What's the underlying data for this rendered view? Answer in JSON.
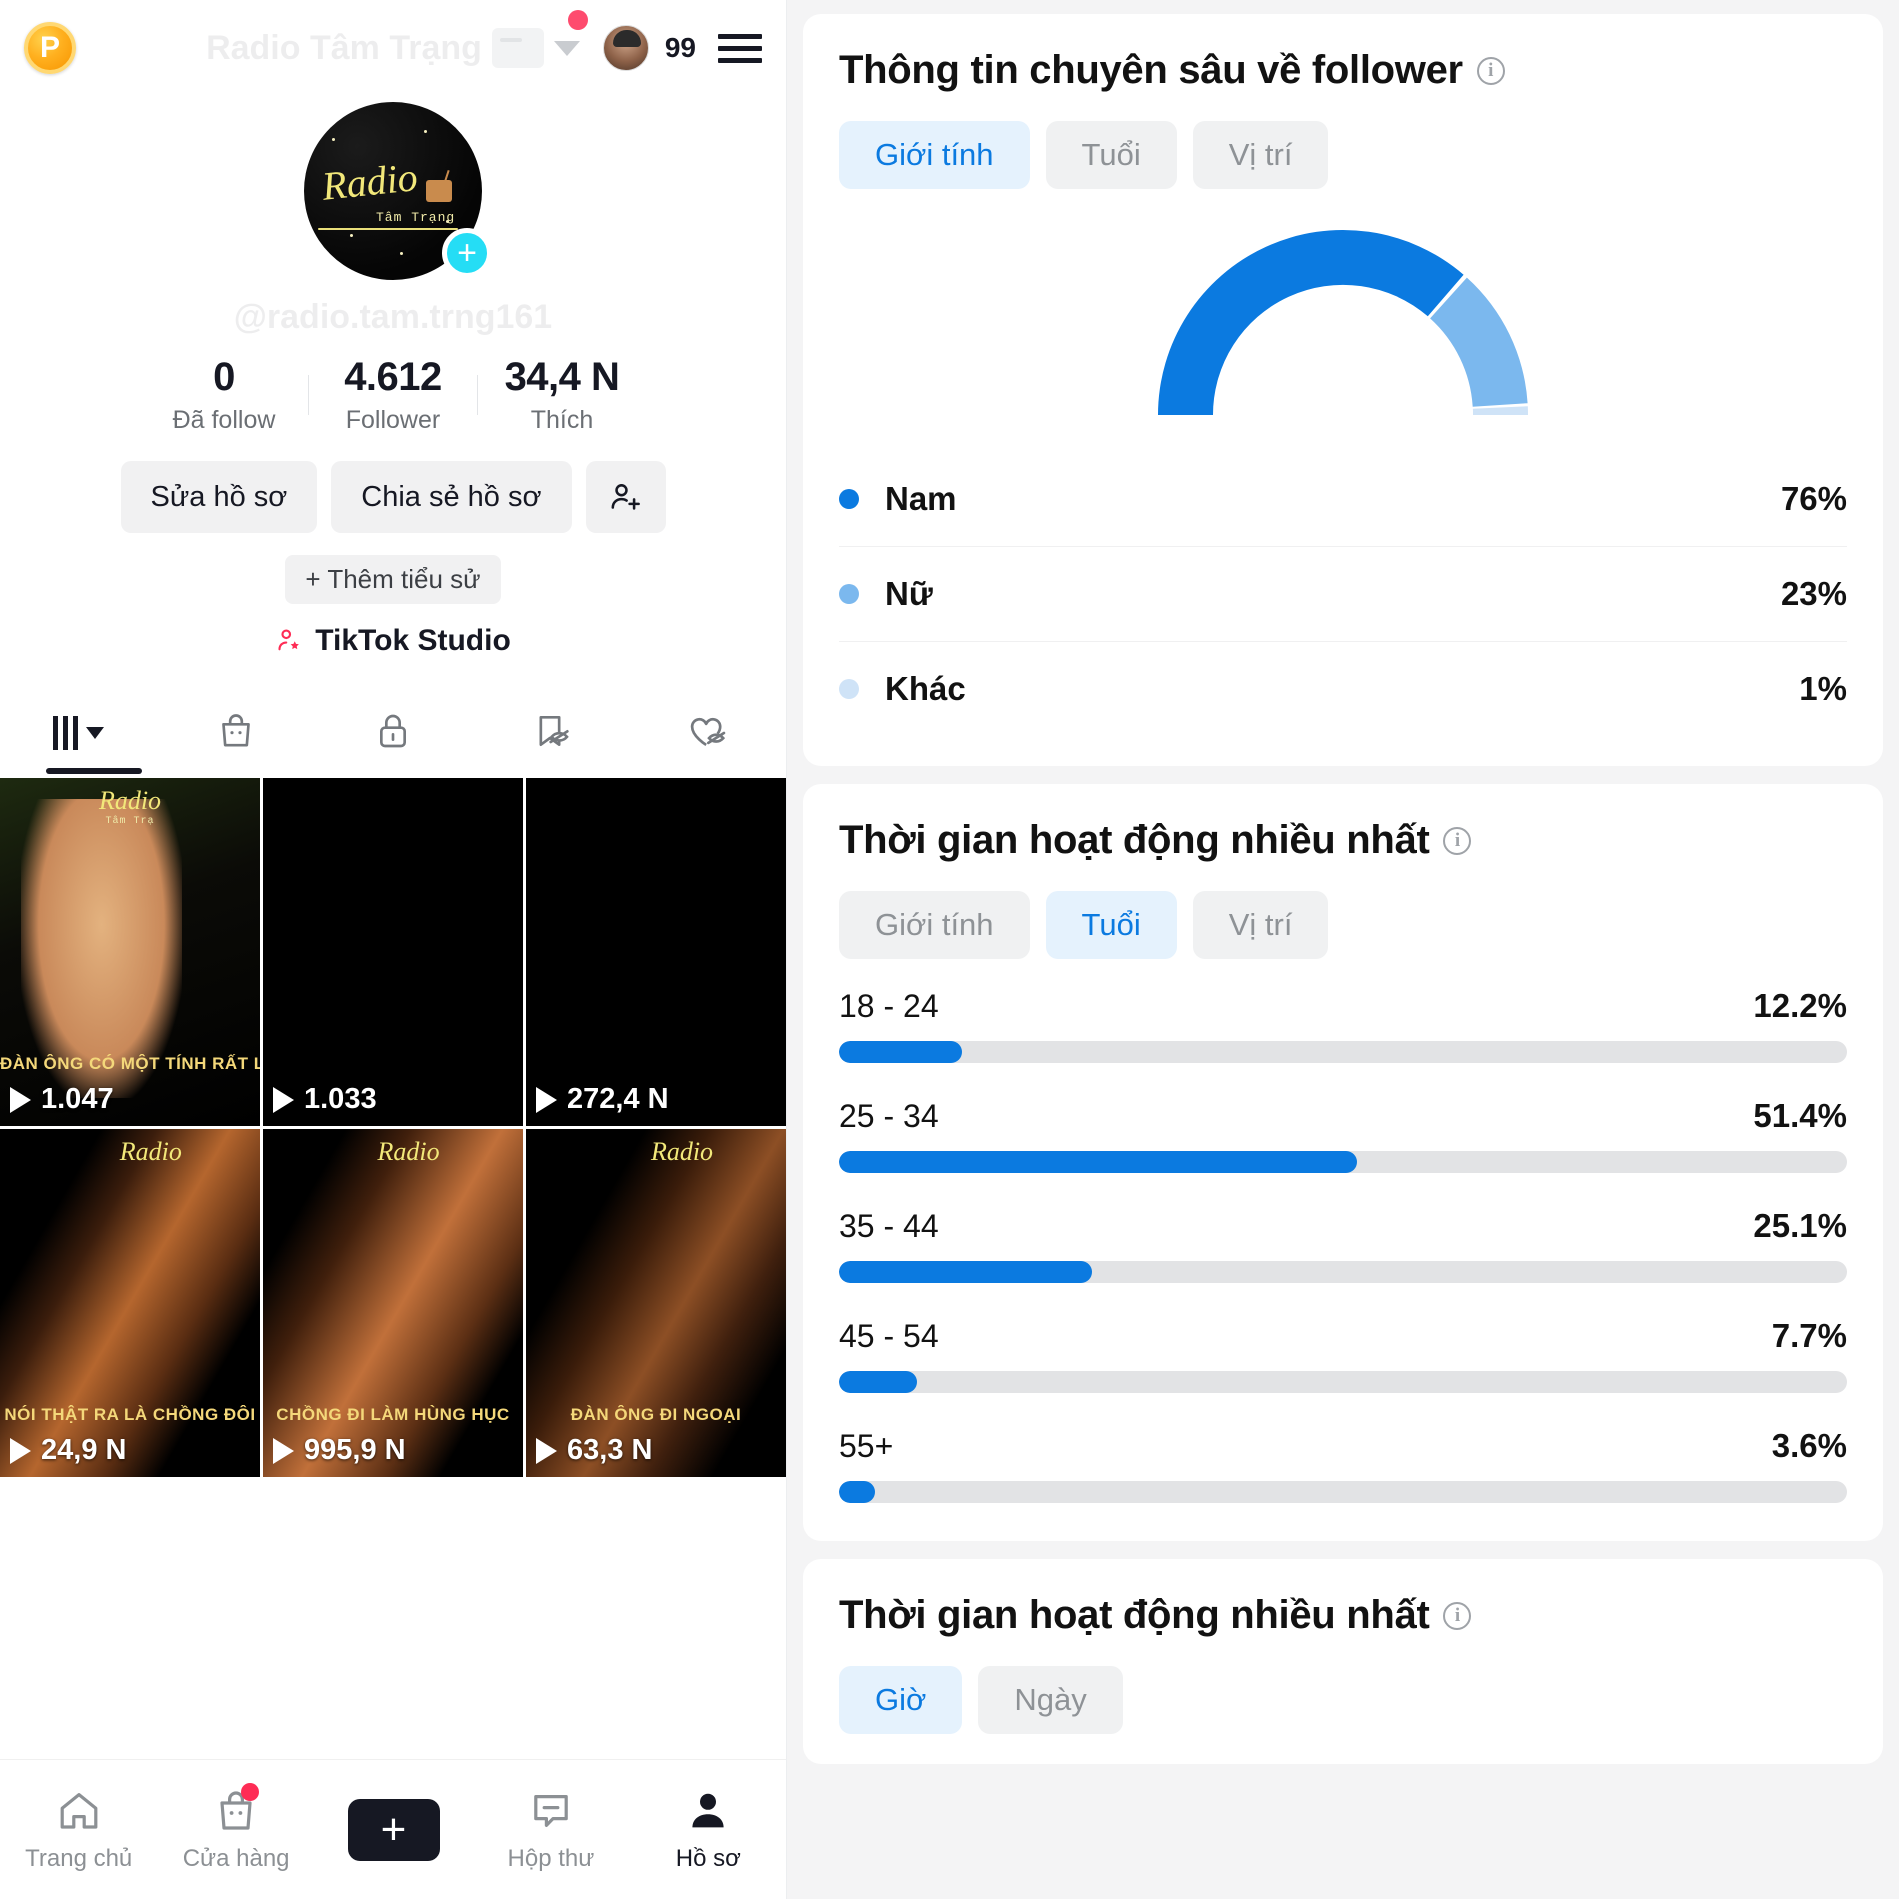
{
  "left": {
    "topbar": {
      "coin_label": "P",
      "title": "Radio Tâm Trạng",
      "notification_count": "99",
      "radio_icon": "radio-icon",
      "chevron_icon": "chevron-down-icon",
      "menu_icon": "hamburger-menu-icon"
    },
    "profile": {
      "avatar_script": "Radio",
      "avatar_sub": "Tâm Trạng",
      "handle": "@radio.tam.trng161",
      "add_story_icon": "plus-badge-icon"
    },
    "stats": [
      {
        "num": "0",
        "label": "Đã follow"
      },
      {
        "num": "4.612",
        "label": "Follower"
      },
      {
        "num": "34,4 N",
        "label": "Thích"
      }
    ],
    "actions": {
      "edit_profile": "Sửa hồ sơ",
      "share_profile": "Chia sẻ hồ sơ",
      "add_friend_icon": "add-person-icon"
    },
    "bio_chip": "+ Thêm tiểu sử",
    "studio": "TikTok Studio",
    "tabs": [
      {
        "icon": "grid-posts-icon",
        "active": true
      },
      {
        "icon": "shopping-bag-icon",
        "active": false
      },
      {
        "icon": "lock-icon",
        "active": false
      },
      {
        "icon": "bookmark-off-icon",
        "active": false
      },
      {
        "icon": "heart-off-icon",
        "active": false
      }
    ],
    "videos": [
      {
        "views": "1.047",
        "caption": "ĐÀN ÔNG CÓ MỘT TÍNH RẤT LẠ",
        "logo": "Radio",
        "logo_sub": "Tâm Trạ"
      },
      {
        "views": "1.033",
        "caption": "",
        "logo": "",
        "logo_sub": ""
      },
      {
        "views": "272,4 N",
        "caption": "",
        "logo": "",
        "logo_sub": ""
      },
      {
        "views": "24,9 N",
        "caption": "NÓI THẬT RA LÀ CHỒNG ĐÔI",
        "logo": "Radio",
        "logo_sub": ""
      },
      {
        "views": "995,9 N",
        "caption": "CHỒNG ĐI LÀM HÙNG HỤC",
        "logo": "Radio",
        "logo_sub": ""
      },
      {
        "views": "63,3 N",
        "caption": "ĐÀN ÔNG ĐI NGOẠI",
        "logo": "Radio",
        "logo_sub": ""
      }
    ],
    "bottom_nav": [
      {
        "label": "Trang chủ",
        "icon": "home-icon",
        "active": true
      },
      {
        "label": "Cửa hàng",
        "icon": "shop-bag-icon",
        "active": false,
        "badge": true
      },
      {
        "label": "",
        "icon": "create-plus-icon",
        "active": false
      },
      {
        "label": "Hộp thư",
        "icon": "inbox-icon",
        "active": false
      },
      {
        "label": "Hồ sơ",
        "icon": "person-icon",
        "active": true
      }
    ]
  },
  "right": {
    "follower_insights": {
      "title": "Thông tin chuyên sâu về follower",
      "info_icon": "info-icon",
      "chips": [
        {
          "label": "Giới tính",
          "active": true
        },
        {
          "label": "Tuổi",
          "active": false
        },
        {
          "label": "Vị trí",
          "active": false
        }
      ]
    },
    "most_active_age": {
      "title": "Thời gian hoạt động nhiều nhất",
      "info_icon": "info-icon",
      "chips": [
        {
          "label": "Giới tính",
          "active": false
        },
        {
          "label": "Tuổi",
          "active": true
        },
        {
          "label": "Vị trí",
          "active": false
        }
      ]
    },
    "most_active_time": {
      "title": "Thời gian hoạt động nhiều nhất",
      "info_icon": "info-icon",
      "chips": [
        {
          "label": "Giờ",
          "active": true
        },
        {
          "label": "Ngày",
          "active": false
        }
      ]
    }
  },
  "chart_data": [
    {
      "type": "pie",
      "title": "Thông tin chuyên sâu về follower",
      "subtitle": "Giới tính",
      "shape": "half-donut-gauge",
      "labels": [
        "Nam",
        "Nữ",
        "Khác"
      ],
      "values": [
        76,
        23,
        1
      ],
      "value_labels": [
        "76%",
        "23%",
        "1%"
      ],
      "colors": [
        "#0b7ae0",
        "#7bb8ee",
        "#cfe3f7"
      ],
      "legend": "below"
    },
    {
      "type": "bar",
      "orientation": "horizontal",
      "title": "Thời gian hoạt động nhiều nhất",
      "subtitle": "Tuổi",
      "categories": [
        "18 - 24",
        "25 - 34",
        "35 - 44",
        "45 - 54",
        "55+"
      ],
      "values": [
        12.2,
        51.4,
        25.1,
        7.7,
        3.6
      ],
      "value_labels": [
        "12.2%",
        "51.4%",
        "25.1%",
        "7.7%",
        "3.6%"
      ],
      "xlabel": "",
      "ylabel": "",
      "xlim": [
        0,
        100
      ],
      "grid": false,
      "bar_color": "#0b7ae0",
      "track_color": "#e2e3e5"
    }
  ]
}
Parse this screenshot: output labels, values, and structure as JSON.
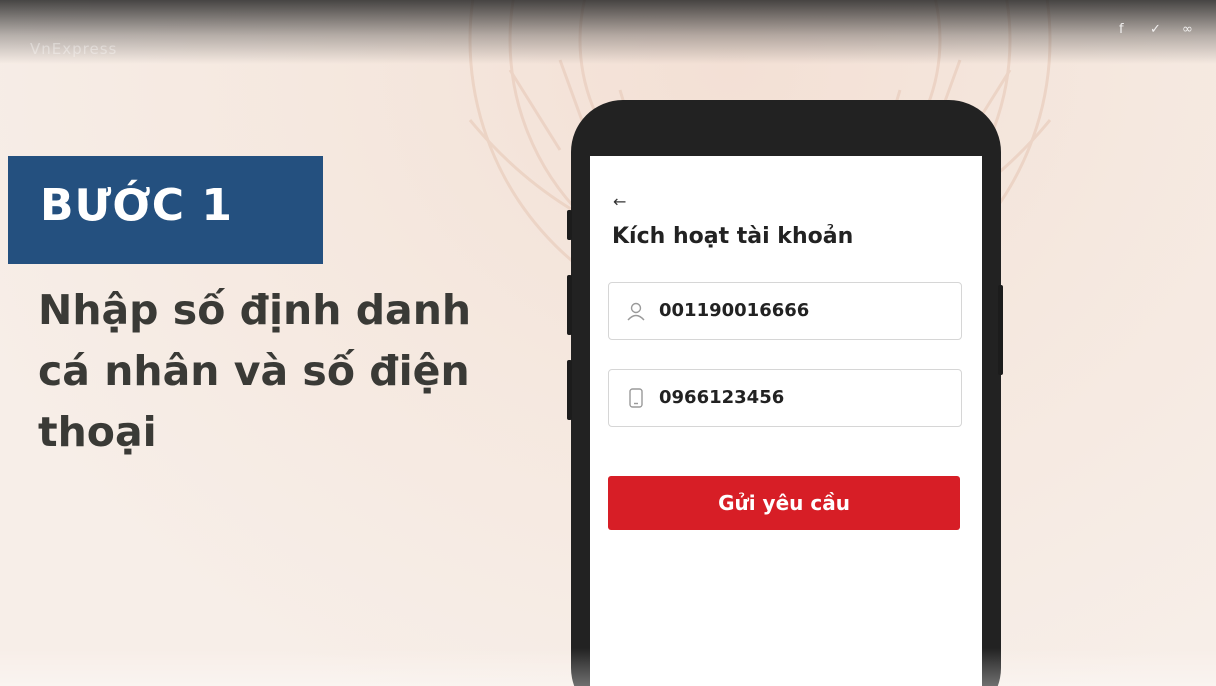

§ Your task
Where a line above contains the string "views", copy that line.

§ Task answer
        "views": "1.047",
        "views": "1.033",
        "views": "272,4 N",
        "views": "24,9 N",
        "views": "995,9 N",
        "views": "63,3 N",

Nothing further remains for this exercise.